■ Required action ■
Apart from the pictures, return every line of the listing exactly.

■ Materials provided ■

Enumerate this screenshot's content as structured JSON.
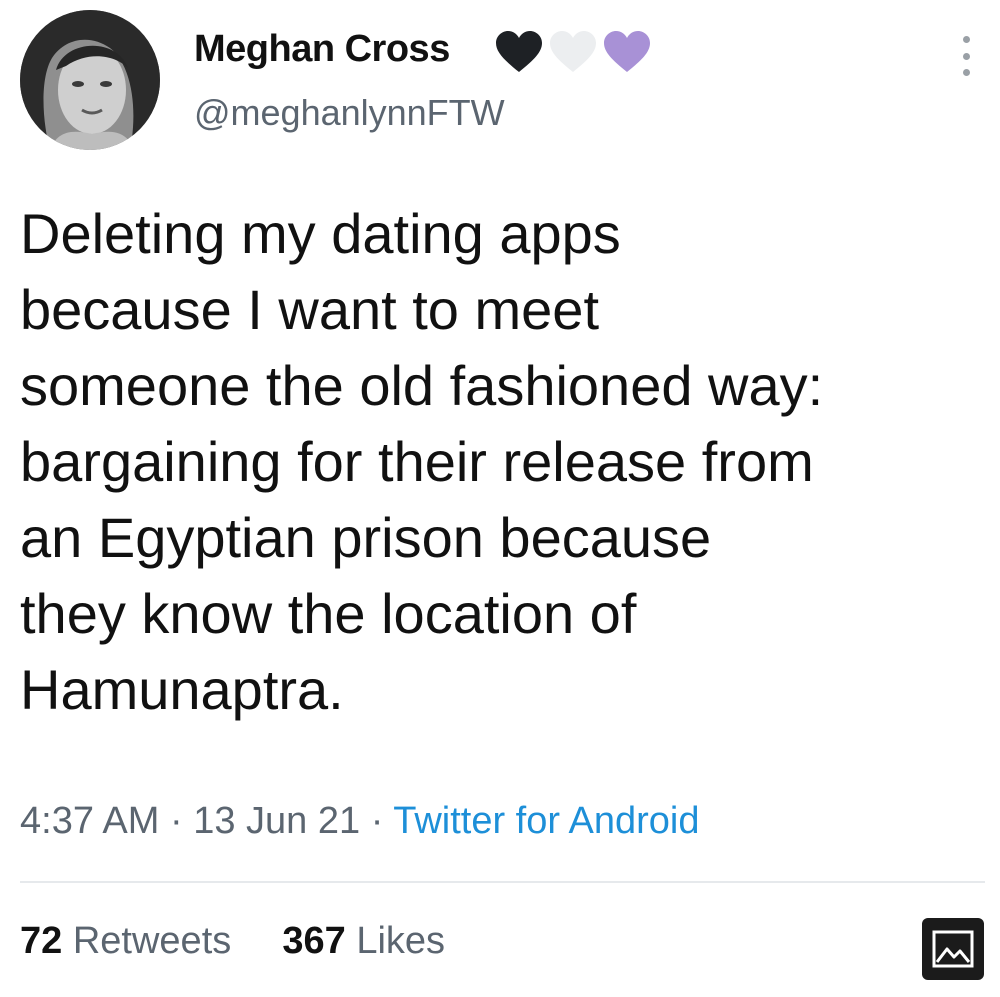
{
  "author": {
    "display_name": "Meghan Cross",
    "handle": "@meghanlynnFTW",
    "name_emoji": [
      "black-heart",
      "white-heart",
      "purple-heart"
    ]
  },
  "tweet": {
    "lines": [
      "Deleting my dating apps",
      "because I want to meet",
      "someone the old fashioned way:",
      "bargaining for their release from",
      "an Egyptian prison because",
      "they know the location of",
      "Hamunaptra."
    ]
  },
  "meta": {
    "time": "4:37 AM",
    "separator": "·",
    "date": "13 Jun 21",
    "source": "Twitter for Android"
  },
  "stats": {
    "retweets_count": "72",
    "retweets_label": "Retweets",
    "likes_count": "367",
    "likes_label": "Likes"
  },
  "colors": {
    "text": "#111111",
    "secondary": "#5b6570",
    "link": "#1d8fd8",
    "divider": "#e6e9ec",
    "black_heart": "#1e2125",
    "white_heart": "#eceef0",
    "purple_heart": "#a891d6"
  },
  "icons": {
    "more": "more-vertical-icon",
    "image": "image-icon"
  }
}
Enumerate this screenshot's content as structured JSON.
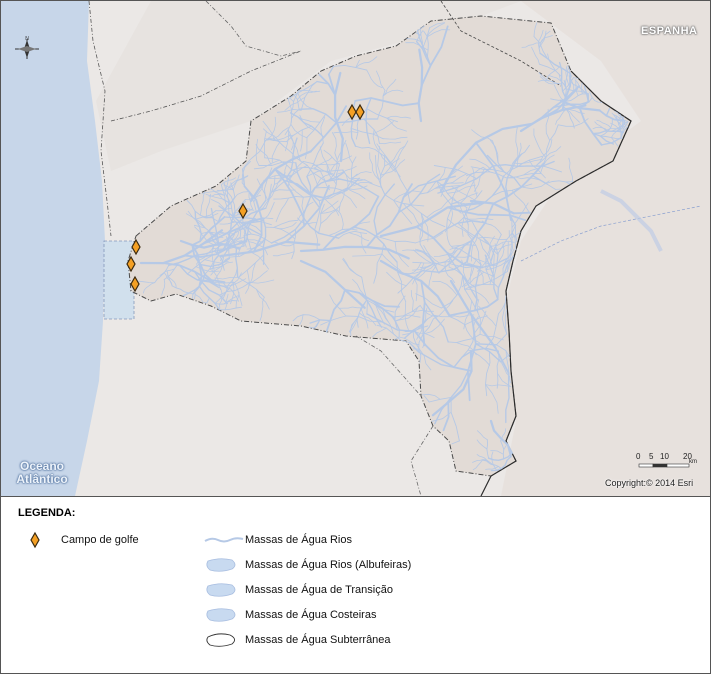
{
  "map": {
    "labels": {
      "country": "ESPANHA",
      "ocean_line1": "Oceano",
      "ocean_line2": "Atlântico"
    },
    "north_arrow": {
      "letter": "N"
    },
    "scale_bar": {
      "ticks": [
        "0",
        "5",
        "10",
        "20"
      ],
      "unit": "km"
    },
    "copyright": "Copyright:© 2014 Esri",
    "colors": {
      "ocean": "#c7d6e9",
      "land": "#e9e6e4",
      "basin": "#e3dcd7",
      "river": "#b9cbe6",
      "golf_fill": "#f4a024",
      "golf_stroke": "#3b2a10"
    },
    "golf_course_count": 6
  },
  "legend": {
    "title": "LEGENDA:",
    "items": [
      {
        "symbol": "golf-diamond",
        "label": "Campo de golfe"
      },
      {
        "symbol": "river-line",
        "label": "Massas de Água Rios"
      },
      {
        "symbol": "reservoir-blob",
        "label": "Massas de Água Rios (Albufeiras)"
      },
      {
        "symbol": "transition-blob",
        "label": "Massas de Água de Transição"
      },
      {
        "symbol": "coastal-blob",
        "label": "Massas de Água Costeiras"
      },
      {
        "symbol": "groundwater-outline",
        "label": "Massas de Água Subterrânea"
      }
    ]
  }
}
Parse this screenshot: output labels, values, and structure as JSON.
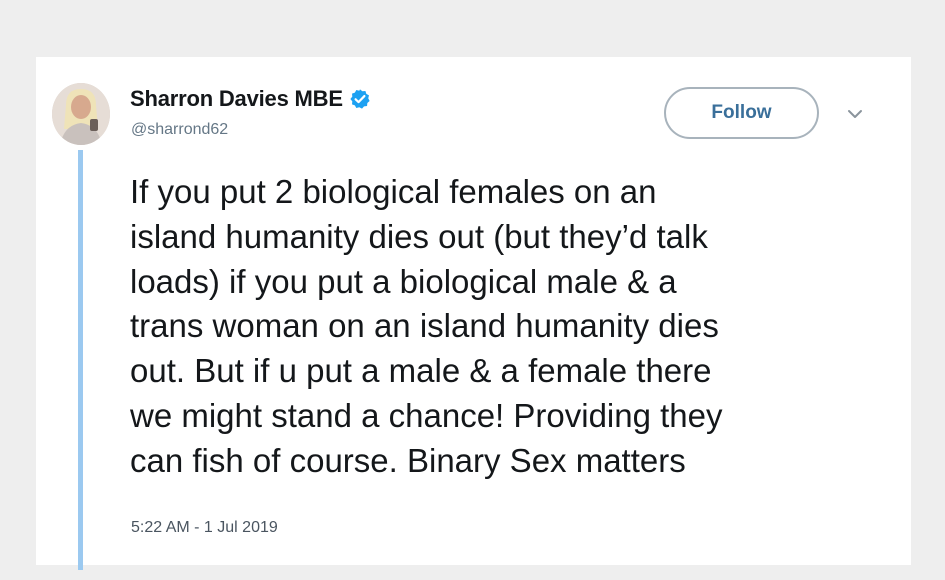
{
  "tweet": {
    "author_name": "Sharron Davies MBE",
    "handle": "@sharrond62",
    "follow_label": "Follow",
    "text": "If you put 2 biological females on an\nisland humanity dies out (but they’d talk\nloads) if you put a biological male & a\ntrans woman on an island humanity dies\nout. But if u put a male & a female there\nwe might stand a chance! Providing they\ncan fish of course. Binary Sex matters",
    "timestamp": "5:22 AM - 1 Jul 2019"
  },
  "icons": {
    "verified": "verified-badge-icon",
    "more": "chevron-down-icon"
  },
  "colors": {
    "verified_blue": "#1da1f2",
    "thread_line": "#9bc9f0",
    "follow_text": "#3a6f9a",
    "text_primary": "#14171a",
    "text_secondary": "#657786"
  }
}
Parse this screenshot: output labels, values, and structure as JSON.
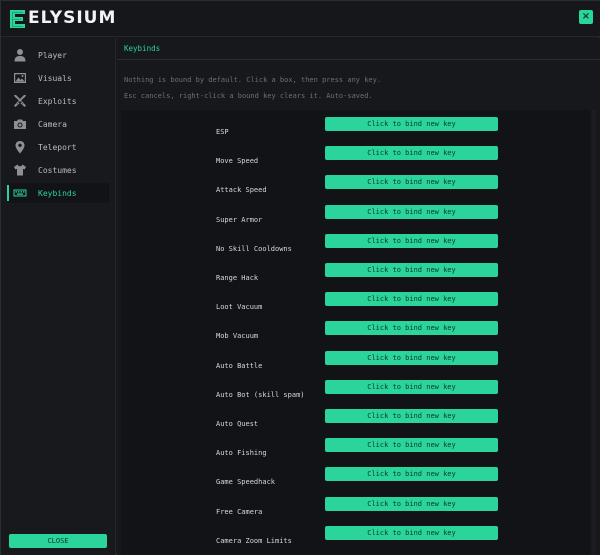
{
  "app": {
    "title": "ELYSIUM",
    "brand_color": "#2ad49a",
    "close_glyph": "×"
  },
  "sidebar": {
    "items": [
      {
        "label": "Player",
        "icon": "person-icon"
      },
      {
        "label": "Visuals",
        "icon": "image-icon"
      },
      {
        "label": "Exploits",
        "icon": "crossed-swords-icon"
      },
      {
        "label": "Camera",
        "icon": "camera-icon"
      },
      {
        "label": "Teleport",
        "icon": "map-pin-icon"
      },
      {
        "label": "Costumes",
        "icon": "shirt-icon"
      },
      {
        "label": "Keybinds",
        "icon": "keyboard-icon",
        "active": true
      }
    ],
    "close_label": "CLOSE"
  },
  "main": {
    "section_title": "Keybinds",
    "help_line_1": "Nothing is bound by default. Click a box, then press any key.",
    "help_line_2": "Esc cancels, right-click a bound key clears it. Auto-saved.",
    "bind_button_label": "Click to bind new key",
    "keybinds": [
      {
        "label": "ESP"
      },
      {
        "label": "Move Speed"
      },
      {
        "label": "Attack Speed"
      },
      {
        "label": "Super Armor"
      },
      {
        "label": "No Skill Cooldowns"
      },
      {
        "label": "Range Hack"
      },
      {
        "label": "Loot Vacuum"
      },
      {
        "label": "Mob Vacuum"
      },
      {
        "label": "Auto Battle"
      },
      {
        "label": "Auto Bot (skill spam)"
      },
      {
        "label": "Auto Quest"
      },
      {
        "label": "Auto Fishing"
      },
      {
        "label": "Game Speedhack"
      },
      {
        "label": "Free Camera"
      },
      {
        "label": "Camera Zoom Limits"
      }
    ]
  }
}
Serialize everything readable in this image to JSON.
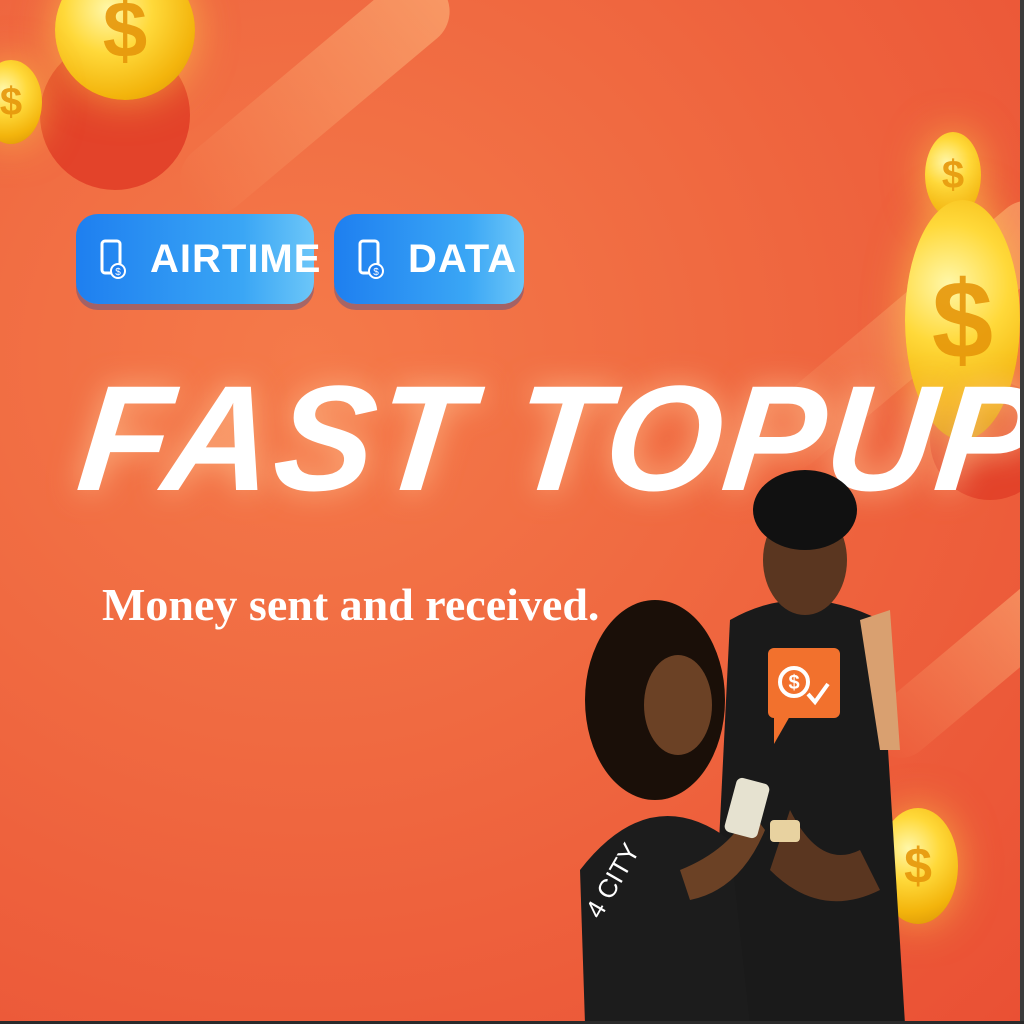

■ The completed task ■
Enumerate this screenshot's content as structured JSON.
{
  "author": {
    "display_name": "Meghan Cross",
    "handle": "@meghanlynnFTW",
    "name_emoji": [
      "black-heart",
      "white-heart",
      "purple-heart"
    ]
  },
  "tweet": {
    "lines": [
      "Deleting my dating apps",
      "because I want to meet",
      "someone the old fashioned way:",
      "bargaining for their release from",
      "an Egyptian prison because",
      "they know the location of",
      "Hamunaptra."
    ]
  },
  "meta": {
    "time": "4:37 AM",
    "separator": "·",
    "date": "13 Jun 21",
    "source": "Twitter for Android"
  },
  "stats": {
    "retweets_count": "72",
    "retweets_label": "Retweets",
    "likes_count": "367",
    "likes_label": "Likes"
  },
  "colors": {
    "text": "#111111",
    "secondary": "#5b6570",
    "link": "#1d8fd8",
    "divider": "#e6e9ec",
    "black_heart": "#1e2125",
    "white_heart": "#eceef0",
    "purple_heart": "#a891d6"
  },
  "icons": {
    "more": "more-vertical-icon",
    "image": "image-icon"
  }
}
Enumerate this screenshot's content as structured JSON.
{
  "map": {
    "labels": {
      "country": "ESPANHA",
      "ocean_line1": "Oceano",
      "ocean_line2": "Atlântico"
    },
    "north_arrow": {
      "letter": "N"
    },
    "scale_bar": {
      "ticks": [
        "0",
        "5",
        "10",
        "20"
      ],
      "unit": "km"
    },
    "copyright": "Copyright:© 2014 Esri",
    "colors": {
      "ocean": "#c7d6e9",
      "land": "#e9e6e4",
      "basin": "#e3dcd7",
      "river": "#b9cbe6",
      "golf_fill": "#f4a024",
      "golf_stroke": "#3b2a10"
    },
    "golf_course_count": 6
  },
  "legend": {
    "title": "LEGENDA:",
    "items": [
      {
        "symbol": "golf-diamond",
        "label": "Campo de golfe"
      },
      {
        "symbol": "river-line",
        "label": "Massas de Água Rios"
      },
      {
        "symbol": "reservoir-blob",
        "label": "Massas de Água Rios (Albufeiras)"
      },
      {
        "symbol": "transition-blob",
        "label": "Massas de Água de Transição"
      },
      {
        "symbol": "coastal-blob",
        "label": "Massas de Água Costeiras"
      },
      {
        "symbol": "groundwater-outline",
        "label": "Massas de Água Subterrânea"
      }
    ]
  }
}
Parse this screenshot: output labels, values, and structure as JSON.
{
  "tweet": {
    "author_name": "Sharron Davies MBE",
    "handle": "@sharrond62",
    "follow_label": "Follow",
    "text": "If you put 2 biological females on an\nisland humanity dies out (but they’d talk\nloads) if you put a biological male & a\ntrans woman on an island humanity dies\nout. But if u put a male & a female there\nwe might stand a chance! Providing they\ncan fish of course. Binary Sex matters",
    "timestamp": "5:22 AM - 1 Jul 2019"
  },
  "icons": {
    "verified": "verified-badge-icon",
    "more": "chevron-down-icon"
  },
  "colors": {
    "verified_blue": "#1da1f2",
    "thread_line": "#9bc9f0",
    "follow_text": "#3a6f9a",
    "text_primary": "#14171a",
    "text_secondary": "#657786"
  }
}
Parse this screenshot: output labels, values, and structure as JSON.
{
  "app": {
    "title": "ELYSIUM",
    "brand_color": "#2ad49a",
    "close_glyph": "×"
  },
  "sidebar": {
    "items": [
      {
        "label": "Player",
        "icon": "person-icon"
      },
      {
        "label": "Visuals",
        "icon": "image-icon"
      },
      {
        "label": "Exploits",
        "icon": "crossed-swords-icon"
      },
      {
        "label": "Camera",
        "icon": "camera-icon"
      },
      {
        "label": "Teleport",
        "icon": "map-pin-icon"
      },
      {
        "label": "Costumes",
        "icon": "shirt-icon"
      },
      {
        "label": "Keybinds",
        "icon": "keyboard-icon",
        "active": true
      }
    ],
    "close_label": "CLOSE"
  },
  "main": {
    "section_title": "Keybinds",
    "help_line_1": "Nothing is bound by default. Click a box, then press any key.",
    "help_line_2": "Esc cancels, right-click a bound key clears it. Auto-saved.",
    "bind_button_label": "Click to bind new key",
    "keybinds": [
      {
        "label": "ESP"
      },
      {
        "label": "Move Speed"
      },
      {
        "label": "Attack Speed"
      },
      {
        "label": "Super Armor"
      },
      {
        "label": "No Skill Cooldowns"
      },
      {
        "label": "Range Hack"
      },
      {
        "label": "Loot Vacuum"
      },
      {
        "label": "Mob Vacuum"
      },
      {
        "label": "Auto Battle"
      },
      {
        "label": "Auto Bot (skill spam)"
      },
      {
        "label": "Auto Quest"
      },
      {
        "label": "Auto Fishing"
      },
      {
        "label": "Game Speedhack"
      },
      {
        "label": "Free Camera"
      },
      {
        "label": "Camera Zoom Limits"
      }
    ]
  }
}
Serialize everything readable in this image to JSON.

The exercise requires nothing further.